Bull bars will be banned from all new cars under EU pedestrian safety plans due to be approved in Brussels today.
The move is part of a voluntary agreement with car makers to redesign car fronts to reduce the risk to pedestrians in a collision.
But transport safety campaigners say the deal is much weaker than experts have recommended after 22 years of scientific tests funded by the EU and member states.
The European Transport Safety Council claims the Brussels Commission and EU governments are bowing to a powerful car industry lobby and trimming their demands for tougher car impact standards.
Four new crash tests for car fronts have been in the pipeline for years, designed to cut injuries caused to pedestrians by protruding bonnet edges and bumpers.
If all four tests were mandatory, says the ETSC, the current 9,300 pedestrian and cyclist deaths a year could be cut by 2,000, and the annual 200,000 injured in accidents involving cars, reduced by 18,000.
But the voluntary code being considered by ministers meeting in Brussels commits the European Automobile Manufacturers Association (ACEA) only to a more limited range of modifications which, says the ETSC, will only cut pedestrian deaths by 500 a year.

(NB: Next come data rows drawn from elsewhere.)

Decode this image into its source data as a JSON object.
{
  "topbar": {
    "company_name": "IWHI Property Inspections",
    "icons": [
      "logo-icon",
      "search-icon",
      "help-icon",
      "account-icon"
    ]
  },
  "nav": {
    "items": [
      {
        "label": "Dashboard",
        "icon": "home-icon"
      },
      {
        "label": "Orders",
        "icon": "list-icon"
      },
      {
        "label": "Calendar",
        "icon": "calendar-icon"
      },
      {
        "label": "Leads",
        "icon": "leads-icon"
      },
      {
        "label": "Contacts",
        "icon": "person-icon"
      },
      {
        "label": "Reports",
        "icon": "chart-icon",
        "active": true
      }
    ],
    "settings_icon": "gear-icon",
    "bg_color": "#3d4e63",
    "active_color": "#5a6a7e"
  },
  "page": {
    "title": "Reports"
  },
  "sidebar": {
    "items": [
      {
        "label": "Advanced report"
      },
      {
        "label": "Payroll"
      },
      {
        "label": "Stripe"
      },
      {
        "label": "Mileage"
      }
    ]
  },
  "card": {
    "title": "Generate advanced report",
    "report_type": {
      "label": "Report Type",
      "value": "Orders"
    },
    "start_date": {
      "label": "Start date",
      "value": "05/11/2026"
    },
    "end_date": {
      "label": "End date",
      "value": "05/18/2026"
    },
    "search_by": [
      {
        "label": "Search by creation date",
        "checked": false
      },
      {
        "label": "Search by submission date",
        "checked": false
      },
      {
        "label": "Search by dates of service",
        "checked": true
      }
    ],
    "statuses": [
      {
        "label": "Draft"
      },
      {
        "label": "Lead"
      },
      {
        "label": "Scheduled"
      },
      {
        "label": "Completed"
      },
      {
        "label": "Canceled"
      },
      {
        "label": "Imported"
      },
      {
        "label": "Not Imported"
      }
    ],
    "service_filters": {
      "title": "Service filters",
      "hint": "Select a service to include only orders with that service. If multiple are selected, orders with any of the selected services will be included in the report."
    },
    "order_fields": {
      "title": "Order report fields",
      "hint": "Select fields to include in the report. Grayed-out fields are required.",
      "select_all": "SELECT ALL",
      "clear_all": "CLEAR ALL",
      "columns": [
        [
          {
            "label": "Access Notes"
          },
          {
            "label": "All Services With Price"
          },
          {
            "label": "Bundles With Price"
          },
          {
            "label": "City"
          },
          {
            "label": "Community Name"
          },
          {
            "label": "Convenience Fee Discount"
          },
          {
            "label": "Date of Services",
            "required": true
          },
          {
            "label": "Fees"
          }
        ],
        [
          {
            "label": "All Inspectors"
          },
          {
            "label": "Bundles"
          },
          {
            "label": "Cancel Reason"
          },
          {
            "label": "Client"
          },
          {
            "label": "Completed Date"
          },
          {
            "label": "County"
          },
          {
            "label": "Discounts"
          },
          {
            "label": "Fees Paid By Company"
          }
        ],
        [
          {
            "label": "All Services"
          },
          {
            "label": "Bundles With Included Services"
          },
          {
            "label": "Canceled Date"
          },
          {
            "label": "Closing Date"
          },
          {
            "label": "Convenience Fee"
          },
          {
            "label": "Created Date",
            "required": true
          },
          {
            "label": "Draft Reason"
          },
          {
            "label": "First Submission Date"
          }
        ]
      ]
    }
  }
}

An EC official said: ‘‘The Commission is satisfied with the industry’s commitment. But before deciding where this is sufficient or whether legislation might be needed, we would like to know the opinion of governments and MEPs.’’
The EU government ministers are expected to endorse the voluntary code, which UK trade and industry secretary Patricia Hewitt says can be brought in far faster than EU-wide legislation.
The compromise deal includes the introduction of ABS - the Advanced Braking System which helps prevent skidding under heavy braking - on all new cars by 2003, and car front design modifications by 2005, which would mean the end of the road for bull bars fitted at the factory.
However, the agreement does not include bull bars bought as an accessory, and the ETSC says the bull bar problem represents only a small proportion of all pedestrian injuries caused by car fronts of all types.
More comprehensive design changes would be phased in from 2010.
The ETSC is now turning its attention on MEPs, hoping to persuade them to block the new voluntary deal, and demand the original, legally-binding four-test package.